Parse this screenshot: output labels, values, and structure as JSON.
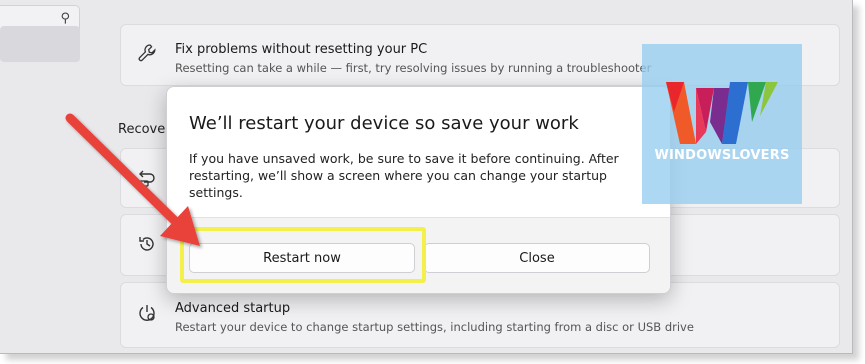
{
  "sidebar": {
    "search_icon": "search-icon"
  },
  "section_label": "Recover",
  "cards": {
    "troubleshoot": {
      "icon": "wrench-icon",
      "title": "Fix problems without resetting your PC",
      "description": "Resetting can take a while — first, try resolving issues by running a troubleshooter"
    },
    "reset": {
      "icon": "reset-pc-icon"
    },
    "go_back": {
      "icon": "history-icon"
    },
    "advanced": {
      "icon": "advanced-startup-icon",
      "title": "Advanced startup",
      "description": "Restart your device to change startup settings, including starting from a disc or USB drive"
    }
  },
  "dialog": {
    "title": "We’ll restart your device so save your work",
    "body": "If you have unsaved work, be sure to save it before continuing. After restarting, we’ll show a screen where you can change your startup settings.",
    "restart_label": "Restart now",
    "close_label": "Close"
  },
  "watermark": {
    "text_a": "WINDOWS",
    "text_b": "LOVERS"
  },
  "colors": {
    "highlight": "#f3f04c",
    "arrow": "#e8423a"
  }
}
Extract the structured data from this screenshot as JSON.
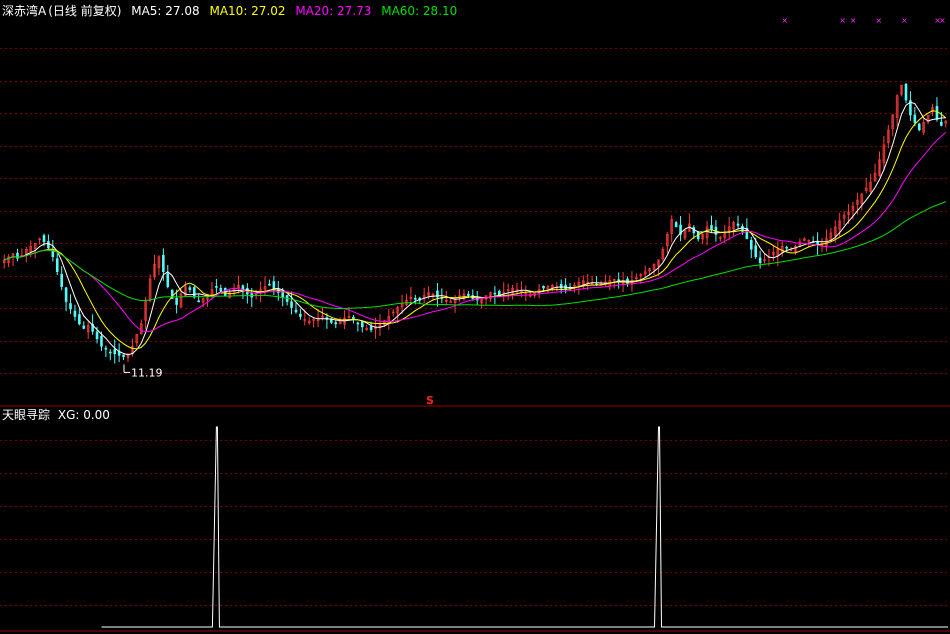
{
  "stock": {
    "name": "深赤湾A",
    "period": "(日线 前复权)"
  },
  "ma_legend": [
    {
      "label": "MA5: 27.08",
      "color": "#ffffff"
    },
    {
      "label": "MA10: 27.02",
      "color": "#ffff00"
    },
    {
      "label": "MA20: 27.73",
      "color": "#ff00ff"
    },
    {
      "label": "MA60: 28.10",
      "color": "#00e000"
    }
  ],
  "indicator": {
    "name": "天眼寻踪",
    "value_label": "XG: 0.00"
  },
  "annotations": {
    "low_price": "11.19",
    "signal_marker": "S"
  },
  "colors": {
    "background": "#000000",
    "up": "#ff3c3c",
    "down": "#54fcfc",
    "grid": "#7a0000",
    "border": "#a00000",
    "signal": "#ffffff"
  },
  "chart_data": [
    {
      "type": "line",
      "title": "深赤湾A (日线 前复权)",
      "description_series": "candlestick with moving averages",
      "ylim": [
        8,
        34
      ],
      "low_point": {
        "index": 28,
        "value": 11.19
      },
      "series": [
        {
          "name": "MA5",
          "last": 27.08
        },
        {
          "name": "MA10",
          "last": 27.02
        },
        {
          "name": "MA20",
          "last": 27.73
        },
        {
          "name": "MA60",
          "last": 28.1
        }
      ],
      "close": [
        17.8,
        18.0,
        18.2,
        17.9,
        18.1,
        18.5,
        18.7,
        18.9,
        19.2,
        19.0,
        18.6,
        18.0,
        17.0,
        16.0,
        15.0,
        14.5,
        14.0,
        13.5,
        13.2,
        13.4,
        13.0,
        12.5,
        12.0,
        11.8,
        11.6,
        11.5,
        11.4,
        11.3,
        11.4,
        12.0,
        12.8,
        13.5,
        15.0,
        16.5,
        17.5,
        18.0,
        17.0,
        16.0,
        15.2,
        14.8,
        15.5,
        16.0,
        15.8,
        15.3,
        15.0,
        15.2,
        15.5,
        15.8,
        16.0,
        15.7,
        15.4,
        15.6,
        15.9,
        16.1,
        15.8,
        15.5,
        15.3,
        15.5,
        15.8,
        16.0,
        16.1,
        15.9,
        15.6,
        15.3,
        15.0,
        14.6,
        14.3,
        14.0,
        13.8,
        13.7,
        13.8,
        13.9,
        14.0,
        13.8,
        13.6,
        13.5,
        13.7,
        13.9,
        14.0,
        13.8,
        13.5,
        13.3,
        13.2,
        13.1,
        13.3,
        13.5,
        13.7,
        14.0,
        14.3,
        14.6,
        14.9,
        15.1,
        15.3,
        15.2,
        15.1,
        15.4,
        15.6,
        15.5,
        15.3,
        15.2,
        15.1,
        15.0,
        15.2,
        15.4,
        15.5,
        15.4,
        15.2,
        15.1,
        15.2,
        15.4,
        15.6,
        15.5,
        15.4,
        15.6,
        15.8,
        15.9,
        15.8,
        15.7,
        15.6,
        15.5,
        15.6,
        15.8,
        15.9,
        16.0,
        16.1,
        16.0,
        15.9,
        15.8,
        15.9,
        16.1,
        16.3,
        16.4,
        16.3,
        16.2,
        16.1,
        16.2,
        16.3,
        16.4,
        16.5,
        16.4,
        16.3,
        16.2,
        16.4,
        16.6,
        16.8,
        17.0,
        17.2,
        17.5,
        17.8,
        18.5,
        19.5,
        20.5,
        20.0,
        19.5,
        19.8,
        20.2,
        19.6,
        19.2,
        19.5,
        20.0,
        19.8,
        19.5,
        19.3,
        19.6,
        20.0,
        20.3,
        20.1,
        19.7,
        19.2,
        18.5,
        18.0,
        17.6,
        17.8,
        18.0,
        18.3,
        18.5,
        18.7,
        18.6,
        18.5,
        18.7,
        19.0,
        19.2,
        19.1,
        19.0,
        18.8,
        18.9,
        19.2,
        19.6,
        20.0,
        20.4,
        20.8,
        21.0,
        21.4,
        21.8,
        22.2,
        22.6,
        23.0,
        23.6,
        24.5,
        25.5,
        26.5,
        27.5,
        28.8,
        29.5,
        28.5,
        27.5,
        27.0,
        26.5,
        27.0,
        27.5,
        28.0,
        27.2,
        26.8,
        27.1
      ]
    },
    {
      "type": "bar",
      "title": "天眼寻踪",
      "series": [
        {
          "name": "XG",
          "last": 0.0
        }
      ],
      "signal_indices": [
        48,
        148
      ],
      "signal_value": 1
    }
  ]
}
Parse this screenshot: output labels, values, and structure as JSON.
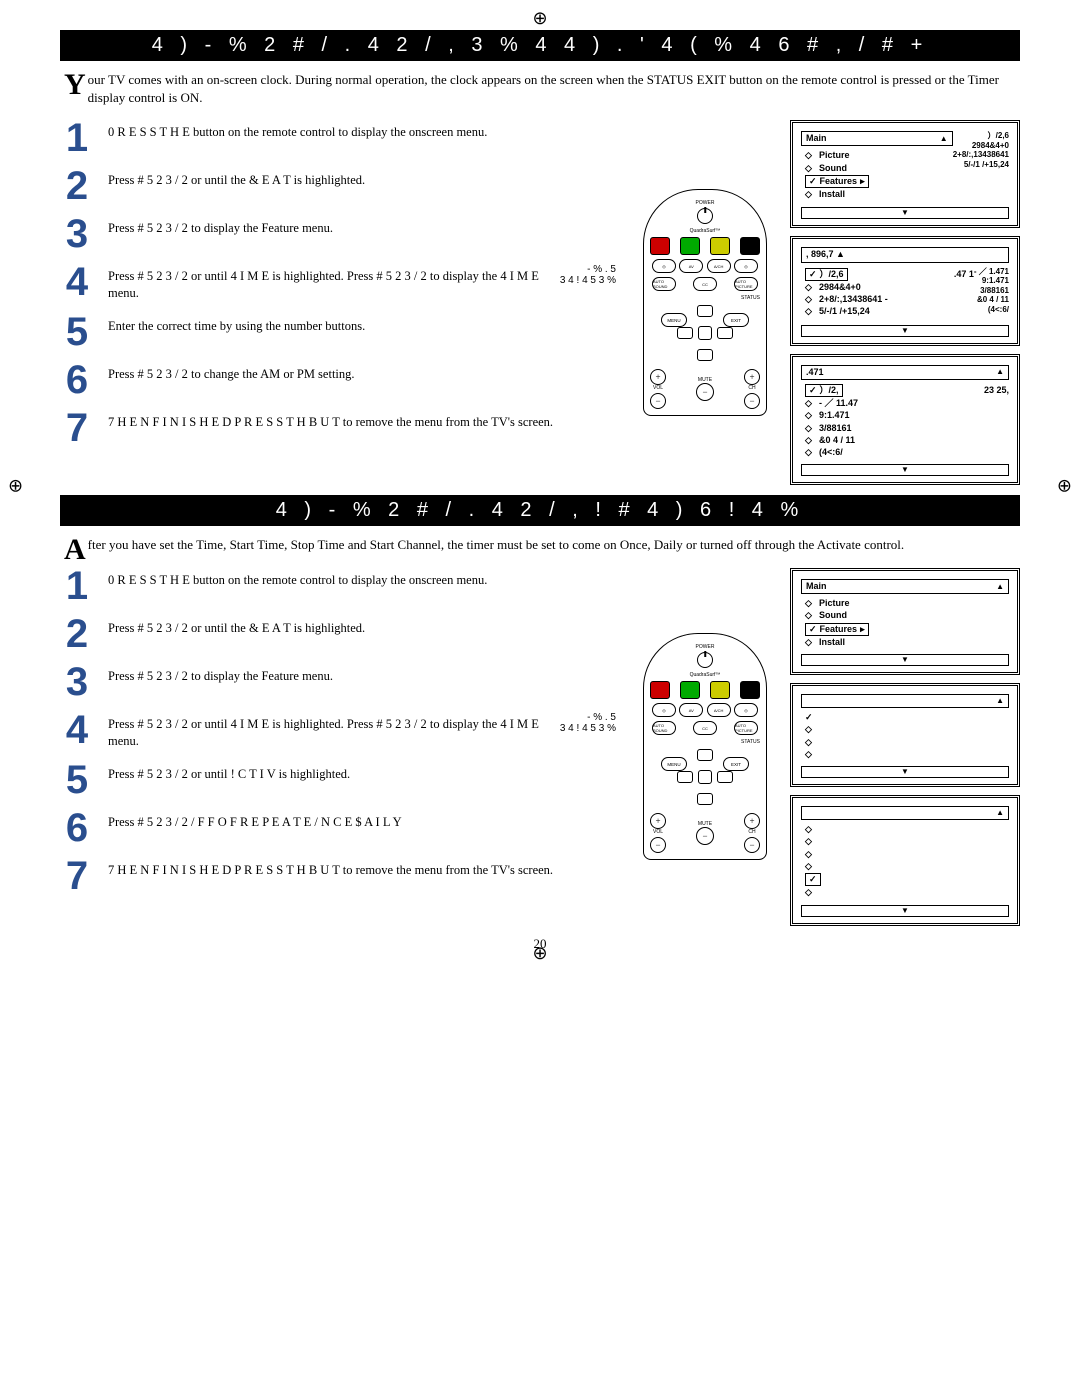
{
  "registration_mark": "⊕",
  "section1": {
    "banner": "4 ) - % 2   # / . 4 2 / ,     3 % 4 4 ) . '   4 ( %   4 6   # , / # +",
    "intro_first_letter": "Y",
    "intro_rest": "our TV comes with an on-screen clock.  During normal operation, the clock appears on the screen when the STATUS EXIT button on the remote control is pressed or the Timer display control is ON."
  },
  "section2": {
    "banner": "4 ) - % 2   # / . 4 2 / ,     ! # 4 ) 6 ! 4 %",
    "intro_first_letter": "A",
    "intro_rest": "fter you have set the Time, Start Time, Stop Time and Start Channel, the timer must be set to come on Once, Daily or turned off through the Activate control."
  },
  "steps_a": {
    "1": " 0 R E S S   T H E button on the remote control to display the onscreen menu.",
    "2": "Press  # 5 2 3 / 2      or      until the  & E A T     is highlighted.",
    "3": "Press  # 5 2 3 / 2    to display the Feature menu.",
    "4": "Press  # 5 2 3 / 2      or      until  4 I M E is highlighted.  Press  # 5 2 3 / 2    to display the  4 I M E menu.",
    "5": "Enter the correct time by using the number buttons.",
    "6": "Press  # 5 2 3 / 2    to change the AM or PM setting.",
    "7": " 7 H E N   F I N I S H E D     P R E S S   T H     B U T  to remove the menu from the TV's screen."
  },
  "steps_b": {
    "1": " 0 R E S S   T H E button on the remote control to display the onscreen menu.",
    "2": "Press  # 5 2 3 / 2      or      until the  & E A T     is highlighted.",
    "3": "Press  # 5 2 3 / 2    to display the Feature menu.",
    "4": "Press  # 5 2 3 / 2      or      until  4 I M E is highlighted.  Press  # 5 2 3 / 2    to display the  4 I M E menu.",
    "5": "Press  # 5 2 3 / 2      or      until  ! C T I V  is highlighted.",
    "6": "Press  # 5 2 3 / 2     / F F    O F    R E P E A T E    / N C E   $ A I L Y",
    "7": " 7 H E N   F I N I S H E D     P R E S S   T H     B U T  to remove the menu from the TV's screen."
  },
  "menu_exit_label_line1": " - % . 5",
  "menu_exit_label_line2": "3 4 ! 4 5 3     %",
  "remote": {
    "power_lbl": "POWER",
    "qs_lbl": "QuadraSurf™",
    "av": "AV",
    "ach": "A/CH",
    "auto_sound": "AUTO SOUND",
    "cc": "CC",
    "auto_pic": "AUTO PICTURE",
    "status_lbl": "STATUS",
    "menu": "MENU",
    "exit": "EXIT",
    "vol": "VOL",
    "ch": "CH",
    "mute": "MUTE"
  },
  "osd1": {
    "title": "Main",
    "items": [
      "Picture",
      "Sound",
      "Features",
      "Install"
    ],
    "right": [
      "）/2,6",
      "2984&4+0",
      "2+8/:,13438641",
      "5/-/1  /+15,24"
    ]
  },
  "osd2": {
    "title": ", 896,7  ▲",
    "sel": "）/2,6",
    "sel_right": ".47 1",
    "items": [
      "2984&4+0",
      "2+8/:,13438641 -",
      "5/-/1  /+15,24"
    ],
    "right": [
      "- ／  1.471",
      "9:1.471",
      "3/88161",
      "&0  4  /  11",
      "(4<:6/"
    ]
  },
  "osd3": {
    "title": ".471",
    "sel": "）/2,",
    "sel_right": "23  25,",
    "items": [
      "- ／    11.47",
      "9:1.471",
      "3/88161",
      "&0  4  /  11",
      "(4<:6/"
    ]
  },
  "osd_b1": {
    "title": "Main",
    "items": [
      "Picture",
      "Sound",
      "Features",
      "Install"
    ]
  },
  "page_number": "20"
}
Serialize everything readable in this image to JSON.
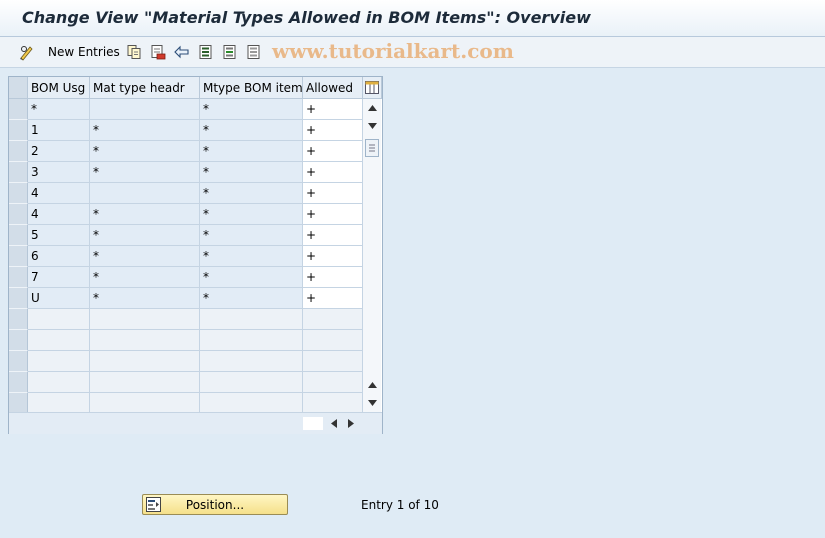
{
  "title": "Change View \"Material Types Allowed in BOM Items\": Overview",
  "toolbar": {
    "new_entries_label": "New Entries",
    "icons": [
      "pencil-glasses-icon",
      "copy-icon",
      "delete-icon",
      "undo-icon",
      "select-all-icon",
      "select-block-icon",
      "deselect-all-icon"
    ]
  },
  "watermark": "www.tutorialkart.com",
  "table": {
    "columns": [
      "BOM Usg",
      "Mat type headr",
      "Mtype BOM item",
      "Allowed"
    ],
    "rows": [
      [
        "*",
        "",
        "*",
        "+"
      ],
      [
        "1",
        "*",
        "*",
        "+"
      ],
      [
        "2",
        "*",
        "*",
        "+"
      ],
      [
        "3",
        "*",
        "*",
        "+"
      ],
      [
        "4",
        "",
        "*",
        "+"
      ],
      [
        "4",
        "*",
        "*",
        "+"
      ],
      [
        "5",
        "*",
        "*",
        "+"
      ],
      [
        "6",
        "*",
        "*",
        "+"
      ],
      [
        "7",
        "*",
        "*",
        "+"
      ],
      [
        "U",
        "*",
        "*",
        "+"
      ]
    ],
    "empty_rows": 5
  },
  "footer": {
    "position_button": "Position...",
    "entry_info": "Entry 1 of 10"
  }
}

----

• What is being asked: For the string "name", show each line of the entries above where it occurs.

• Response:
    "name": "深赤湾A",
    "name": "天眼寻踪",
          "name": "MA5",
          "name": "MA10",
          "name": "MA20",
          "name": "MA60",
          "name": "XG",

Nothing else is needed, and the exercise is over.